Ven was just sick to death of the whole thing. She changed to deadly beastman form and declared that her people had disappointed her. She stripped Towering Rainbow of his mantle and threw it onto his son; Ashen Coypu’s eyes were jealous, but she said nothing. She declared that Copper Hunter would have his chance to lead his people in a correct direction, more pleasing to her sight. With a zealous fire burning in his eyes, he screamed to the assembled warriors that the time had come to drive the Guild from Tambreet! Copper Hunter and his men took to the streets of Tambreet, and soon enough mobs and riots were forming.

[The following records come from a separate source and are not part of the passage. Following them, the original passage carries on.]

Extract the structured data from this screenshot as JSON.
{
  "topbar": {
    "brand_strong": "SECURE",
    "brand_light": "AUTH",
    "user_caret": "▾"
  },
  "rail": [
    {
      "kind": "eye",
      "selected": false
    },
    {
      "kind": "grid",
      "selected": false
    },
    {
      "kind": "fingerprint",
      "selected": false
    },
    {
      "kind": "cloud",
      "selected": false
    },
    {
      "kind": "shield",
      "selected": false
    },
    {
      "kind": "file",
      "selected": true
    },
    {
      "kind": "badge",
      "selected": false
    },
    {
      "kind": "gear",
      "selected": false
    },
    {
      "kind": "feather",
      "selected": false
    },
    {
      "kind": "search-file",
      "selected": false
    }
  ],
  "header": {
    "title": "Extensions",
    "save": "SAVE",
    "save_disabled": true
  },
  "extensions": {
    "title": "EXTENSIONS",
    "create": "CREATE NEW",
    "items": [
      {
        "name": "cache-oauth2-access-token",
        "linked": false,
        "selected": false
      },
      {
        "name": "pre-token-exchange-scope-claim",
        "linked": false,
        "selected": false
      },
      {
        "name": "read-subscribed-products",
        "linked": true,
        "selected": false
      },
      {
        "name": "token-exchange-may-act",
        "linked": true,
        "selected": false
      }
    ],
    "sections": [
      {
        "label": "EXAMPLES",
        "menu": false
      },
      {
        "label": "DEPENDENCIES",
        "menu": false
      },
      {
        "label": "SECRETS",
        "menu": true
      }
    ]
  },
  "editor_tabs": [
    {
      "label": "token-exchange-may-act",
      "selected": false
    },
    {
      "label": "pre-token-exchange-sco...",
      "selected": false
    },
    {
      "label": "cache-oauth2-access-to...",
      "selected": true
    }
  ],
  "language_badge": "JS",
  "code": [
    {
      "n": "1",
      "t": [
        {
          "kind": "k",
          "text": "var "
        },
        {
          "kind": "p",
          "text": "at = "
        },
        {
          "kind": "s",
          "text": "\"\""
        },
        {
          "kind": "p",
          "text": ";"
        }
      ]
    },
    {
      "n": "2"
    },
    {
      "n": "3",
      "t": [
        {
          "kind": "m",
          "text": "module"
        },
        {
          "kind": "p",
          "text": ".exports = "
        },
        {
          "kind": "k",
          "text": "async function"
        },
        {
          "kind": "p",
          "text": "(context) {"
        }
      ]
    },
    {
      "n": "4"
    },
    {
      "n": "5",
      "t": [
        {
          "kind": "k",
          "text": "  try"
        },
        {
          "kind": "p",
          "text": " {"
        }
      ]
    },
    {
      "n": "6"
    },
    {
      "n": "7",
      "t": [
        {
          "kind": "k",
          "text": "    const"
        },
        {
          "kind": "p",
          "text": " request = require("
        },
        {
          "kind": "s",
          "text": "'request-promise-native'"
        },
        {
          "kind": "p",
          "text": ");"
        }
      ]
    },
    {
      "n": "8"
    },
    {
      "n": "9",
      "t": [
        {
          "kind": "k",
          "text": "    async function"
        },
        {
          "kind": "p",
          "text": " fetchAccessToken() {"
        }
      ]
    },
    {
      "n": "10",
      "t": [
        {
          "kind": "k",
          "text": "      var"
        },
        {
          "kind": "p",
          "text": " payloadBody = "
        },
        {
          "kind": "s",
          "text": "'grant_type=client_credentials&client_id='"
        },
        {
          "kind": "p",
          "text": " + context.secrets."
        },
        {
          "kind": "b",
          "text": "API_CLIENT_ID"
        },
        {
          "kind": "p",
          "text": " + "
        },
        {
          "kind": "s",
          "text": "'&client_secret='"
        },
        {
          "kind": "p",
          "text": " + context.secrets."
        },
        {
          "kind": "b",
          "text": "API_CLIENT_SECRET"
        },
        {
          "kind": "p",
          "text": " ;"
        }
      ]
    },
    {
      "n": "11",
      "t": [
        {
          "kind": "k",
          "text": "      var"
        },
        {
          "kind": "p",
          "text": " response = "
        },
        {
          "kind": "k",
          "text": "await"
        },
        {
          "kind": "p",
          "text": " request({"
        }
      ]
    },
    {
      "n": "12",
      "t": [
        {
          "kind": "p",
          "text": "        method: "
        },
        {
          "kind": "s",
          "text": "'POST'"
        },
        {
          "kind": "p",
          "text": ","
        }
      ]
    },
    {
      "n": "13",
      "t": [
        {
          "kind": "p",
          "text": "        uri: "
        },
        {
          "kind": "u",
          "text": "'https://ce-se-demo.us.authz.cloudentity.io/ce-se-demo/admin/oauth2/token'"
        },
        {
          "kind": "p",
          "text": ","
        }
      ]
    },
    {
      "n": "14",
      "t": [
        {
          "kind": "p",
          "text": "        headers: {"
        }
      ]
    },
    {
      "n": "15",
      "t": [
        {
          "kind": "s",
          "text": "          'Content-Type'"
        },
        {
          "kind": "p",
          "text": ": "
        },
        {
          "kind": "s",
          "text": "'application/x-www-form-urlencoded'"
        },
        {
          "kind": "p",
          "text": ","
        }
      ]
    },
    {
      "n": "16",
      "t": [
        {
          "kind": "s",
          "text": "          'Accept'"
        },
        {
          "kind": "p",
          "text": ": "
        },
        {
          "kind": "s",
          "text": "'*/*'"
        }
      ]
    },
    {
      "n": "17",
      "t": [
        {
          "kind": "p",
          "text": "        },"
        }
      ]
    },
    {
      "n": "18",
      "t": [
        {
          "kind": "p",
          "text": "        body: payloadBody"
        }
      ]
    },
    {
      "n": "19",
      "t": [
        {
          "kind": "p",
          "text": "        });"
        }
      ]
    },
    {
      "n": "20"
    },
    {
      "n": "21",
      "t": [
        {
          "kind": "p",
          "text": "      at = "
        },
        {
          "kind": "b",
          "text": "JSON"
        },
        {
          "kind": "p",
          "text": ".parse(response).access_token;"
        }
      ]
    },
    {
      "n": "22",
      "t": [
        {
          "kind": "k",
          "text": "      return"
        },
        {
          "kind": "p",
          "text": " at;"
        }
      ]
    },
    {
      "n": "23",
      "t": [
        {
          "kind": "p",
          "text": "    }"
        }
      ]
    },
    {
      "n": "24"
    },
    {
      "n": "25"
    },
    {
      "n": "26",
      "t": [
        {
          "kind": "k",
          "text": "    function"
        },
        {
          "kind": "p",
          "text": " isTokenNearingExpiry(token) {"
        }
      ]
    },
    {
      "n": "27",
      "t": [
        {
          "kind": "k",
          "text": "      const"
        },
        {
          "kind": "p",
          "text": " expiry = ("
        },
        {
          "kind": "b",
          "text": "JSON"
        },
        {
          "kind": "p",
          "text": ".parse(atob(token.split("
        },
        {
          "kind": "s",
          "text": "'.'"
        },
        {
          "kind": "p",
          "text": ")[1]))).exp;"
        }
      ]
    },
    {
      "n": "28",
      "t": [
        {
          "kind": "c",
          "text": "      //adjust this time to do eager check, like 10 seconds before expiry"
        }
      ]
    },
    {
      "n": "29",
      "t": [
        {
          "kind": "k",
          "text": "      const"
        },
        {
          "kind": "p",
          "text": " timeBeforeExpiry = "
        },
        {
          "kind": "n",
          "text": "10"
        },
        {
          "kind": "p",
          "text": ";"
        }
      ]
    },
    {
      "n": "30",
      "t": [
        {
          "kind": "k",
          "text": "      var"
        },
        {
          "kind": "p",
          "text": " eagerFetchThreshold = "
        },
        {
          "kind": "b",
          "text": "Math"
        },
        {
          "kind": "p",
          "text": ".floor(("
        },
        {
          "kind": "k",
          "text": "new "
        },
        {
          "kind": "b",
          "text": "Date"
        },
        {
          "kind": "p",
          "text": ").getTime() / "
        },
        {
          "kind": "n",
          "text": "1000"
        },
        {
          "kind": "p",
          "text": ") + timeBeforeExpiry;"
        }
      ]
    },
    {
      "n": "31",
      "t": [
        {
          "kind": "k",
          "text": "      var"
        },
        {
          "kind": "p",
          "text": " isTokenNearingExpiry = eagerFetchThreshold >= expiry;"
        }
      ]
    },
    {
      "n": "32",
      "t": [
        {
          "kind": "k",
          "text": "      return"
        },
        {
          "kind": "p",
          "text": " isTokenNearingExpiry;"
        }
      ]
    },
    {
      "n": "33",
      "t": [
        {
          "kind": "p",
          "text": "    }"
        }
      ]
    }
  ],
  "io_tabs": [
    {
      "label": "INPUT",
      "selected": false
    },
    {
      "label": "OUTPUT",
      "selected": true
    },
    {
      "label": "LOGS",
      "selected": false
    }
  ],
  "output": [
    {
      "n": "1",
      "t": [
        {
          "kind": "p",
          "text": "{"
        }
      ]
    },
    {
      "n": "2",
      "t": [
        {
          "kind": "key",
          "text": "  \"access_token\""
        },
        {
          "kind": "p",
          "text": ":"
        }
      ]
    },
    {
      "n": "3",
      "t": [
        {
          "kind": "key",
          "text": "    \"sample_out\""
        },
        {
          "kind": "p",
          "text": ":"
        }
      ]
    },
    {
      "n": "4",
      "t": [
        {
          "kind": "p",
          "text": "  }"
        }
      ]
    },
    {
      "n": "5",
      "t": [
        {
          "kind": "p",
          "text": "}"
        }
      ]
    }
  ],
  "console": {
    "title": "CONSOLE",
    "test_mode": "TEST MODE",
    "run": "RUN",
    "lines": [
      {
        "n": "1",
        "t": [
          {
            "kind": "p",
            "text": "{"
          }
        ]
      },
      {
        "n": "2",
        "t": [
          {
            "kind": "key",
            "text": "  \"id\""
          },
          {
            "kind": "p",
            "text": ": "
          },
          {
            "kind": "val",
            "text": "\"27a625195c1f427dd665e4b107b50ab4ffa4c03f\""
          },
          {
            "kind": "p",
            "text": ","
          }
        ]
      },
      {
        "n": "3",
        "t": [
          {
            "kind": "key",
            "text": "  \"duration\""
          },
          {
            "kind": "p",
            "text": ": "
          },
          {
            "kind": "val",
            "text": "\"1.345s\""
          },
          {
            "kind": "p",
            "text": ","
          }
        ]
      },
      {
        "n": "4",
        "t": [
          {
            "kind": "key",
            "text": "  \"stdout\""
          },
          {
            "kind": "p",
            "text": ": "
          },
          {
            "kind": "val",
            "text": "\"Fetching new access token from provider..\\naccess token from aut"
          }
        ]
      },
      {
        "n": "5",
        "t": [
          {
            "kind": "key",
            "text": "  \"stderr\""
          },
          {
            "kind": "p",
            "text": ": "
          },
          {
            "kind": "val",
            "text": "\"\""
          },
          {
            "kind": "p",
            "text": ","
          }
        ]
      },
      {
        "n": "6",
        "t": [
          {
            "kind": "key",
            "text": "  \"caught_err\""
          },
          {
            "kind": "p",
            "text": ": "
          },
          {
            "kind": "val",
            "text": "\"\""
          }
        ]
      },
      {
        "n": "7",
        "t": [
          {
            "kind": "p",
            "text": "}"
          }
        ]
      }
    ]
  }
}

The night that followed was hectic and full of fire and terror. Only the concerted efforts of the circle kept serious harm from being done to the city in the purge of the Guildsmen, and from that purge turning bloody. Snapdragon intervened in an attempted murder, where a group of men had broken into a home and were going to issue “justice” for the inhabitant’s unfortunate past of being a coolie worker for the Guild. She stopped the assault with a few gritted words and a glance that showed them the price of noncompliance. Gideon patrolled the skies and broke up fights, while Blazer tended to injuries. Prism helped organize the Guild’s exodus, a task he took perhaps more relish in than was truly pious, and Ven laid down new commandments for her faith. Red Lion kept the people updated with the public address system on the Lion’s Roar and worked to make sure everyone knew that violence was not the way to do things.
By the next morning things had mostly calmed down, though the ripples would be felt throughout the region for months or years to come. The Guild’s local chapterhouse was in ashes, and its people were traveling on foot for the next nearest stronghold. Ven was exhausted after a night of putting her house in order. As the circle prepared themselves to depart, she sadly admitted something she knew in her heart: she had always hated this place, and the only things that made it bearable—the people she loved—were long since in their graves. Stone Bat was close enough to hear, and he knelt down before her, pledging that he would strive his whole life to make Tambreet a place she could love.
Before leaving, the circle stopped back at the temple to collect the orichalcum shards they had originally come for. Amber Sunrise expressed that this might be the last orichalcum they saw from Tambreet for quite some time. Though they knew where to get much more, digging it up was always problematic—issues of secrecy limited the number of people they could bring on digs, and so on. Now, with the Guild’s protection lifted, they were going to have to work even harder to keep the location of their gold and orichalcum mines a secret, especially considering the raids that had been happening in that area recently.
This piqued the circle’s curiosity. Amber Sunrise was able to explain that Tambreet had long been wary of a kingdom across the river, a place called Zarrith that had spent generations engaged in civil war. About a year ago, a new religious faction had united the city. Ever since, soldiers and scouts from Zarrith had been crossing the river and raiding small villages on the edge of Tambreet land. Some of the local elders were concerned that their incursions weren’t random aggression; they seemed more like a search pattern, looking for the source of Tambreet’s wealth. Most disturbing for the circle was the nature of the new Zarrith faith: they had become sun-worshippers.
The sudden competence and organization, the religious fervor, the quick end of local problems and the beginnings of ambition… It all pointed to one thing: there were other Solars in Zarrith.